Deep Web, Dark Web: What's the Difference?

Tiversa has accumulated an expertise in the Deep Web. Many ask Deep Web, Dark Web: What's the Difference? Tiversa has taken the time to explain the differences between the Dark Web and the Deep Web.

​Key differences between the Dark Web and the Deep Web

When it comes to understanding the Dark Web and Deep Web, nobody wants to be left in the dark. Since there's a fine line between the two, it's important to understand how they work when it comes to harvesting information. With this being said, Tiversa has taken a look at the differences between the Dark Web and the Deep Web.

Surface Web

Before we explain the difference between the Deep Web and the Dark Web, it's important to understand what the Surface Web is. The Surface Web is essentially anything that's indexed by search engines such as Yahoo, Bing, or Google. For example, click around on a traditional news site and click on the links to new pages. The links you just clicked on serve as a sample path that web crawlers take in order to provide the data to search engines, which allows them to locate the accessible pages on the internet. Web crawlers are also known as Web spiders or automatic indexers; they essentially download a copy of each webpage they visit to allow a later review of those pages and improve the completeness of search engines by expanding their index. Any hyperlinks you may have clicked on will show you the content that people typically enjoy, but you'll miss out on a lot of content that isn't as popular.

The Deep Web

The Deep Web is essentially anything that a search engine can't find. Although there are numerous reasons why a search engine can't find certain information, we're going to explain the most common issue. Try this experiment for yourself: start out on a website homepage with a topic in mind. This time, instead of clicking on links, use the search bar contained on the webpage to locate a specific page of information. Now go back to the original homepage but don't utilize the search bar and see if you can reach your previous destination by simply clicking links. You may discover that you often can't find results or content on that website without a search box, which is a great example of how the Deep Web works.

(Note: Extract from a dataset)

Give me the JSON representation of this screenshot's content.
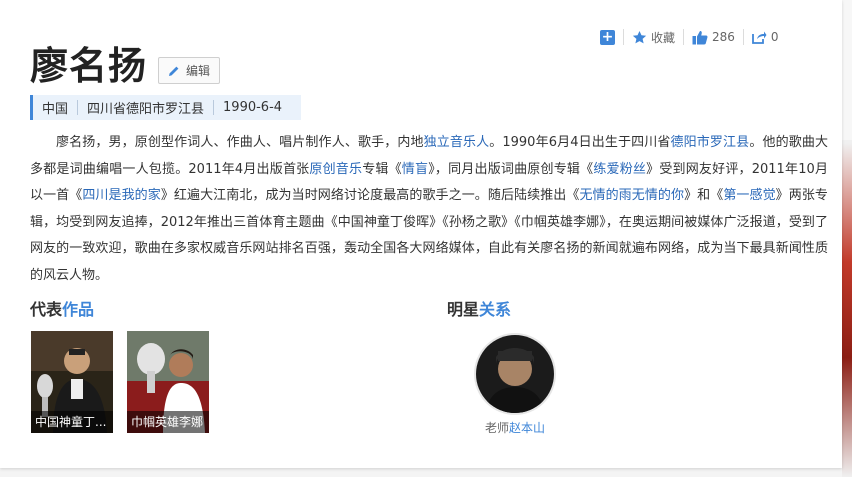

The Deep Web also refers to content that exists on the web, but may only be accessible to users who hold the necessary credentials or authentication, such as a username and password. Therefore, things like online banking, webmail, paid websites, forums and online service subscriptions are technically included in the Deep Web.

The Dark Web

The Dark Web is classified as part of the Deep Web. It's intentionally hidden and it remains inaccessible through a standard web browser. However, many have discovered content on the Dark Web through the TOR network. If you're curious as to what the TOR network is, it's an anonymous network that is only accessed from a special browser that's referred to as a TOR browser. Due to the anonymity on the TOR network, this portion of the Dark Web is widely associated with illicit activity.

 “Cyber criminals and other bad actors are increasingly utilizing the Dark Web to expose, sell, obtain and exploit personally identifiable information (PII), financial information, sensitive company data and government secrets. The use of the Dark Web in this manner creates cybersecurity concerns which Tiversa works to address.”

Eric G.
Cyber Forensic Analyst

Tiversa

Considering the information above, the Deep Web and the Dark Web aren't nearly as scary as they seem. Since the media can oftentimes misrepresent the Dark Web and the Deep Web, you now have a solid understanding that both are much like the surface web (in their own way).

Source: Tiversa